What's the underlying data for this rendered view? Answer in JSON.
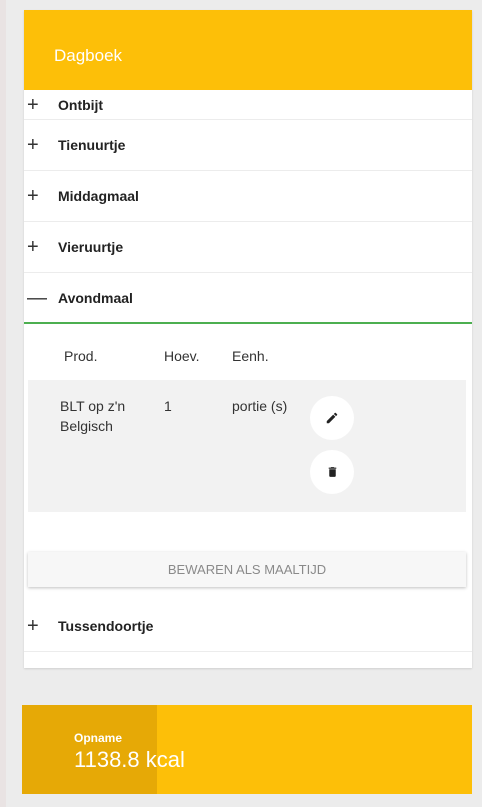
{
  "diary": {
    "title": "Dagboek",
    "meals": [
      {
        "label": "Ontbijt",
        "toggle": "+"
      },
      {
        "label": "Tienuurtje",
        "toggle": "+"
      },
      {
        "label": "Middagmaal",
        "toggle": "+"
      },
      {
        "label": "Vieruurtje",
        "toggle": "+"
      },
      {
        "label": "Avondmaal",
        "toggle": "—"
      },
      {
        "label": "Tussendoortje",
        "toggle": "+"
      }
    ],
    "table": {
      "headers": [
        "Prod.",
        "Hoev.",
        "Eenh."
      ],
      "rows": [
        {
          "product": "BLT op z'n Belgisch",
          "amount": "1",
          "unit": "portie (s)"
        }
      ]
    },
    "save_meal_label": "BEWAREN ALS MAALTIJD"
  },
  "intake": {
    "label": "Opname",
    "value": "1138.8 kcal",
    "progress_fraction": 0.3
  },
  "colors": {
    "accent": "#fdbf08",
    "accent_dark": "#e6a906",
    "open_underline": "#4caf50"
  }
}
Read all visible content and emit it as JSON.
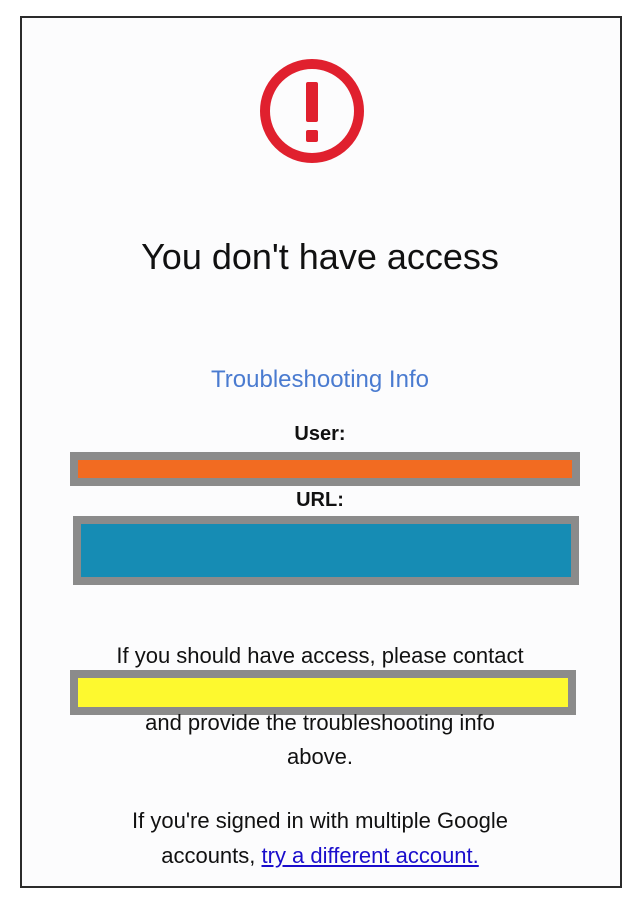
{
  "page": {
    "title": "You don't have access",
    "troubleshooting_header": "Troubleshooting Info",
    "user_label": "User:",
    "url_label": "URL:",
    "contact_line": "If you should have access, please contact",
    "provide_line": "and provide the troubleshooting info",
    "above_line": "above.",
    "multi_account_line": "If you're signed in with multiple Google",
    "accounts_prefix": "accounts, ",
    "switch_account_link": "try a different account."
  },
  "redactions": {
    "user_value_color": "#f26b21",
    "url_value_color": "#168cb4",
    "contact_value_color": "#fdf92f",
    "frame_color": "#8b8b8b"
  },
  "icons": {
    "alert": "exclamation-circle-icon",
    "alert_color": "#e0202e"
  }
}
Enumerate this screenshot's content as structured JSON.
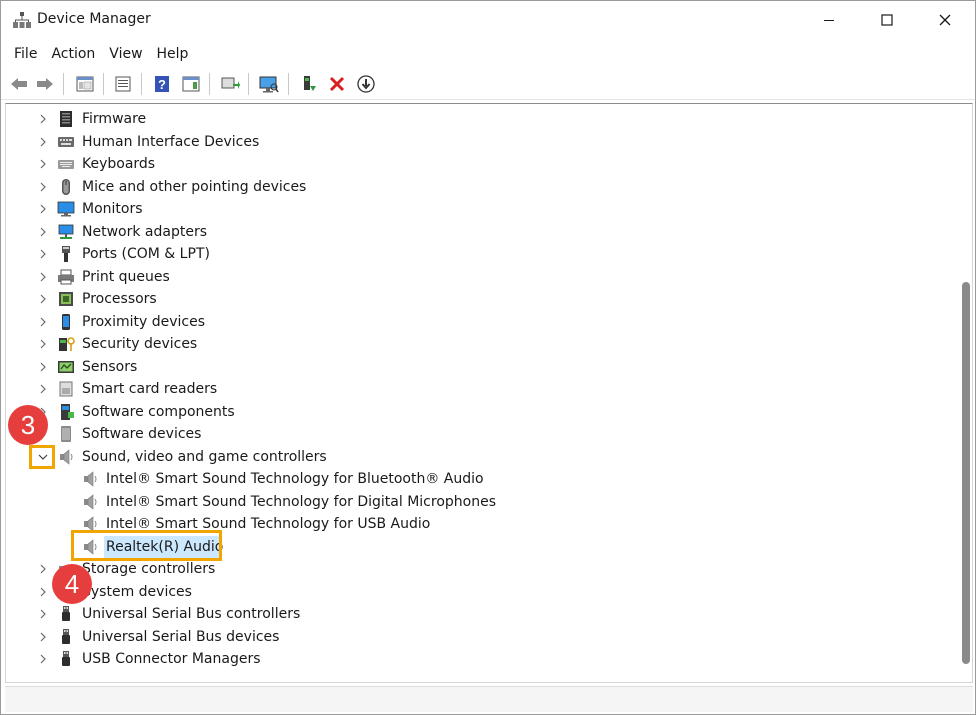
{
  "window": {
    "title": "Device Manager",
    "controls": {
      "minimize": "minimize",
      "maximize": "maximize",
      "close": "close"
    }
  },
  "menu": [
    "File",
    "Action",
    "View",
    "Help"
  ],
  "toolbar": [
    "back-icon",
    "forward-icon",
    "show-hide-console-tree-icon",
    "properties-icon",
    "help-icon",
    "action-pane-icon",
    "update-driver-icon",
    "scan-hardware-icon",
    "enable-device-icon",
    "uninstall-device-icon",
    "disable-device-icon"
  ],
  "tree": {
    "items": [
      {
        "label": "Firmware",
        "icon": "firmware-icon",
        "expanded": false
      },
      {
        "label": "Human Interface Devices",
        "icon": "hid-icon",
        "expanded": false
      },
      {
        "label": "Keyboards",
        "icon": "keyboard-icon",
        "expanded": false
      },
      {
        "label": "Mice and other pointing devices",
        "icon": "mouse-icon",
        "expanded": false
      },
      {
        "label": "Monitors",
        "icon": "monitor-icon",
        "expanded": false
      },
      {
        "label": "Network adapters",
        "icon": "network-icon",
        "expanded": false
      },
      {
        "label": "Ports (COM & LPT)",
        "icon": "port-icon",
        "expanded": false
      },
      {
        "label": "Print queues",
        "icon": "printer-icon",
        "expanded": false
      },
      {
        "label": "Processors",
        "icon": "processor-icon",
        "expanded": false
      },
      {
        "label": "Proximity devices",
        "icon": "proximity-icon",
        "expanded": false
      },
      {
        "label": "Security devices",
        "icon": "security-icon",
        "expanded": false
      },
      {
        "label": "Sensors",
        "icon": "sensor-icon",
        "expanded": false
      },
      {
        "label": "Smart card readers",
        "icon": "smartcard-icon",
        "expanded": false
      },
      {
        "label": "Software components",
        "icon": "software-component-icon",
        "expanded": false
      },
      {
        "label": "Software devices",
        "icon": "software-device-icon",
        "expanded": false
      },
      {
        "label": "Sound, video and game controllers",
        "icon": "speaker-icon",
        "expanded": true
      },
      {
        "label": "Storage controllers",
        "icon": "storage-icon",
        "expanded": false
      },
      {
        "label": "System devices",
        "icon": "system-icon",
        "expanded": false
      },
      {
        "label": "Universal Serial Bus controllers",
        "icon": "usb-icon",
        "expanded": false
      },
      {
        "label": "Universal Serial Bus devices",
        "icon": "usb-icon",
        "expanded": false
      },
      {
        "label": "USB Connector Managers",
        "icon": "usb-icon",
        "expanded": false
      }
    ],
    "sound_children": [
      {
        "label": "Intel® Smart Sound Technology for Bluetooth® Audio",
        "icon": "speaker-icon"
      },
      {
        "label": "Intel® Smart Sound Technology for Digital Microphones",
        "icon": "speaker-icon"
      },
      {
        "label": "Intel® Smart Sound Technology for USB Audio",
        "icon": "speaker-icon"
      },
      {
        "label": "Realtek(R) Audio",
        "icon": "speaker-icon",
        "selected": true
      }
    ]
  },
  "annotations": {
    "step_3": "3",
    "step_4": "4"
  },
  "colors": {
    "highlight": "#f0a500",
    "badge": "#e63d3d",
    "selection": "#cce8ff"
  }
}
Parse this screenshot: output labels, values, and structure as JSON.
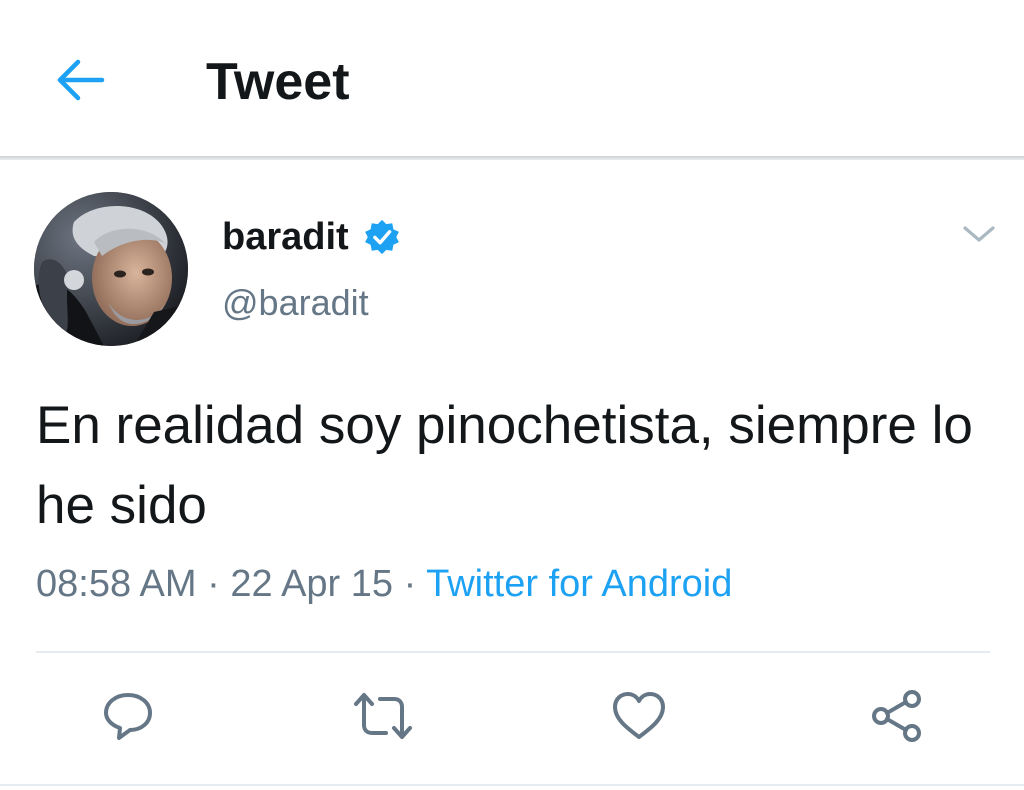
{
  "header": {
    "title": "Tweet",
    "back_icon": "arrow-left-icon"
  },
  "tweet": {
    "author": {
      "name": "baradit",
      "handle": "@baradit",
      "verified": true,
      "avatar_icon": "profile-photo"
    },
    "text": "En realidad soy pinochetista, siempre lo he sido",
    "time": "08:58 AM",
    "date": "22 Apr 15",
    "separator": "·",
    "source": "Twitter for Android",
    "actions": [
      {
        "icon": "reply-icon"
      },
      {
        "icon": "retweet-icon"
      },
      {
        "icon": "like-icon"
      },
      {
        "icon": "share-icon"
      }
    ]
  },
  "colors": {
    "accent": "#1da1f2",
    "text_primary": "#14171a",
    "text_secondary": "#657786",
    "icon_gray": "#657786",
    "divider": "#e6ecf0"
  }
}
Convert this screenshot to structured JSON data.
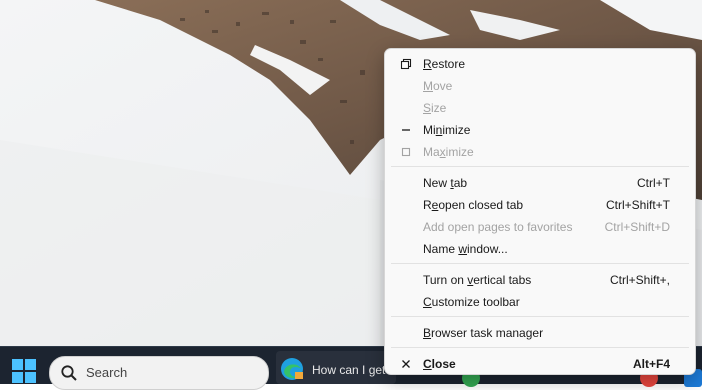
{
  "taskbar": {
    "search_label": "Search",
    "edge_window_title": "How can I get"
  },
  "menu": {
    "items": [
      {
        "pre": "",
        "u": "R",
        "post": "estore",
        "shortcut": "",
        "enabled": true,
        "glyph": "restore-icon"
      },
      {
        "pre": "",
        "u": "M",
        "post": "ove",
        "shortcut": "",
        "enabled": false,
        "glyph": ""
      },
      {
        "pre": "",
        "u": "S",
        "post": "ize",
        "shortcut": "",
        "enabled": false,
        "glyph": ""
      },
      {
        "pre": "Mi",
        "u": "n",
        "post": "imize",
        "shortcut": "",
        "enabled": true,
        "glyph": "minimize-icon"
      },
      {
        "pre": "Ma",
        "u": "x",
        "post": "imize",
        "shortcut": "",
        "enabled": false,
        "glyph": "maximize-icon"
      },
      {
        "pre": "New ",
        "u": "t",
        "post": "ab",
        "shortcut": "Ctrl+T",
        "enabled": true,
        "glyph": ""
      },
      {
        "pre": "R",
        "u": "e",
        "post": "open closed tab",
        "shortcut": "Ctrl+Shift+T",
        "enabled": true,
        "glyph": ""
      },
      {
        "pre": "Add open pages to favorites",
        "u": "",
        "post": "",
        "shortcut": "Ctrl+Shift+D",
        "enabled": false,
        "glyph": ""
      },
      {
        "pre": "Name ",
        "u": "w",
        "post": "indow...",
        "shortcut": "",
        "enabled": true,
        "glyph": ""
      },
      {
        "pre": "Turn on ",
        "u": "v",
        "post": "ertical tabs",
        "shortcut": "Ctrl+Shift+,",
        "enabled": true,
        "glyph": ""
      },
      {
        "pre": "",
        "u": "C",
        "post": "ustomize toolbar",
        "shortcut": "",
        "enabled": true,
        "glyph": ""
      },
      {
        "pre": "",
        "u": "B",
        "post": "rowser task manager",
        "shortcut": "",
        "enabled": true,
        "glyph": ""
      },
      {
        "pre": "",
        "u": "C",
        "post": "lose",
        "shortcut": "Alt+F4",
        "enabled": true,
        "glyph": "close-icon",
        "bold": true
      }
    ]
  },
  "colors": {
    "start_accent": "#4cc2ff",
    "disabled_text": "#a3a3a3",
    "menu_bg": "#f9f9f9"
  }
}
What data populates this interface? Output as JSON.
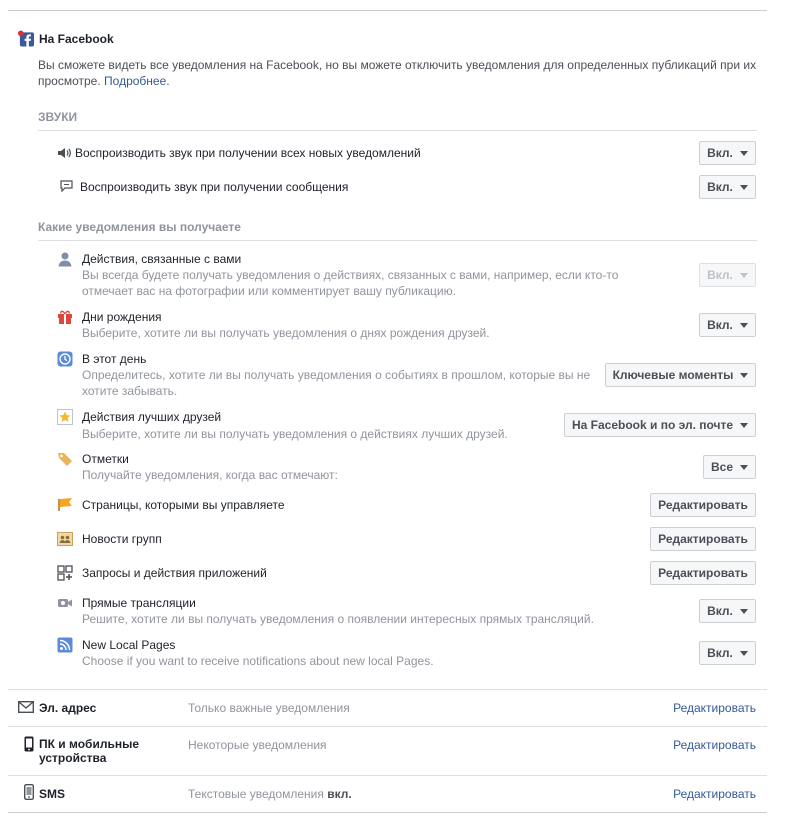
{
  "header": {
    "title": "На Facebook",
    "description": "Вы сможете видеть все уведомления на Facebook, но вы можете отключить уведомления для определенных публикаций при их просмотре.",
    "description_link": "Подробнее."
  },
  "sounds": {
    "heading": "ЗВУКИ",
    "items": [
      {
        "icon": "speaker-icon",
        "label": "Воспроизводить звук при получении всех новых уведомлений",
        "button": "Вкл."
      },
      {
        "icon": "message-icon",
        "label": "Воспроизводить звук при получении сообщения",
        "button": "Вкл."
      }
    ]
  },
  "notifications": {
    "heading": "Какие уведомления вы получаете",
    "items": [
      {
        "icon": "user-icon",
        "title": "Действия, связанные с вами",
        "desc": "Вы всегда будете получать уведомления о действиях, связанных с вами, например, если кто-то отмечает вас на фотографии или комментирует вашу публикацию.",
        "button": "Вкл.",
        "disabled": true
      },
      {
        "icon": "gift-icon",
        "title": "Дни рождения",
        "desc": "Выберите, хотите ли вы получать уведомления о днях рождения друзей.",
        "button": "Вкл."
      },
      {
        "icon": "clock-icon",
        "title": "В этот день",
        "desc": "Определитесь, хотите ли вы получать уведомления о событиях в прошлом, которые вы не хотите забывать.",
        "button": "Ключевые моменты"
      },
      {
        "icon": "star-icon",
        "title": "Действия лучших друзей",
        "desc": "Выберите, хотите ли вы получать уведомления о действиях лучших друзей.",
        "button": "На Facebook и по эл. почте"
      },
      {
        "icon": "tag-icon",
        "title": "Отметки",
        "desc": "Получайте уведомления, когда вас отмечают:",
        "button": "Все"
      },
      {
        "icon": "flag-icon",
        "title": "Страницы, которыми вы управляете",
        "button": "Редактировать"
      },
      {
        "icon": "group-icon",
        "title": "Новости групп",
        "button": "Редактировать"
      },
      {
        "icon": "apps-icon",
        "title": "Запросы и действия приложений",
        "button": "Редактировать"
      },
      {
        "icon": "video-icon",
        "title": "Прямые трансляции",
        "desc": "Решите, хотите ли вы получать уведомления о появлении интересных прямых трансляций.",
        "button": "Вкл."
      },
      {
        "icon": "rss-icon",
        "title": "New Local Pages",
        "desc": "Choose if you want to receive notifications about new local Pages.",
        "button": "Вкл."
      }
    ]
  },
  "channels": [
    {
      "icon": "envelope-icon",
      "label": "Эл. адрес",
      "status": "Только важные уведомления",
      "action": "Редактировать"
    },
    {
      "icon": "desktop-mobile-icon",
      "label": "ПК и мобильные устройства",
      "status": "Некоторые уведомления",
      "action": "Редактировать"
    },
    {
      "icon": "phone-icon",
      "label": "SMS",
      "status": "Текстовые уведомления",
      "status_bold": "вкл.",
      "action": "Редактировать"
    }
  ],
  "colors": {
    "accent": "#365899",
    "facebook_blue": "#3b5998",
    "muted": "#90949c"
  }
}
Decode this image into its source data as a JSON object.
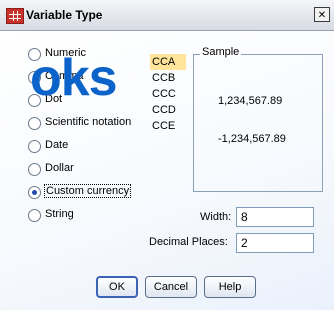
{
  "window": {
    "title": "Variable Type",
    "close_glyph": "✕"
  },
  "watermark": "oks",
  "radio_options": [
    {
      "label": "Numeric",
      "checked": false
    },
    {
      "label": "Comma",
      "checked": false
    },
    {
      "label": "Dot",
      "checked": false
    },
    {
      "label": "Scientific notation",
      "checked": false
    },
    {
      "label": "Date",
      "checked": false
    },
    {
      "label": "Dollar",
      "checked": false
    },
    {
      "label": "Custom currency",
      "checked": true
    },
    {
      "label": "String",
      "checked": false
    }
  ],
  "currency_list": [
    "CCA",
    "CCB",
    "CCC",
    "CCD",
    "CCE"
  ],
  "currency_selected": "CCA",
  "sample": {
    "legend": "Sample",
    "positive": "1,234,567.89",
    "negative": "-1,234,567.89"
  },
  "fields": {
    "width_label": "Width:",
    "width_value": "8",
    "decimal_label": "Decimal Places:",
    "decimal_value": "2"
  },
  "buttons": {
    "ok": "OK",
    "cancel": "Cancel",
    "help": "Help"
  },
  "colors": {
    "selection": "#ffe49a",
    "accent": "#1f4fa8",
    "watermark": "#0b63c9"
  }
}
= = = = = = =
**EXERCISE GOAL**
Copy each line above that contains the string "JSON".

**SOLUTION FOR THIS PROBLEM**
What's the underlying data for this rendered view? Answer in JSON.
Read all visible content and emit it as JSON.
Enumerate this screenshot's content as structured JSON.
Parse this screenshot: output labels, values, and structure as JSON.
Convert this screenshot to structured JSON data.
What data populates this interface? Output as JSON.
Decode this image into its source data as a JSON object.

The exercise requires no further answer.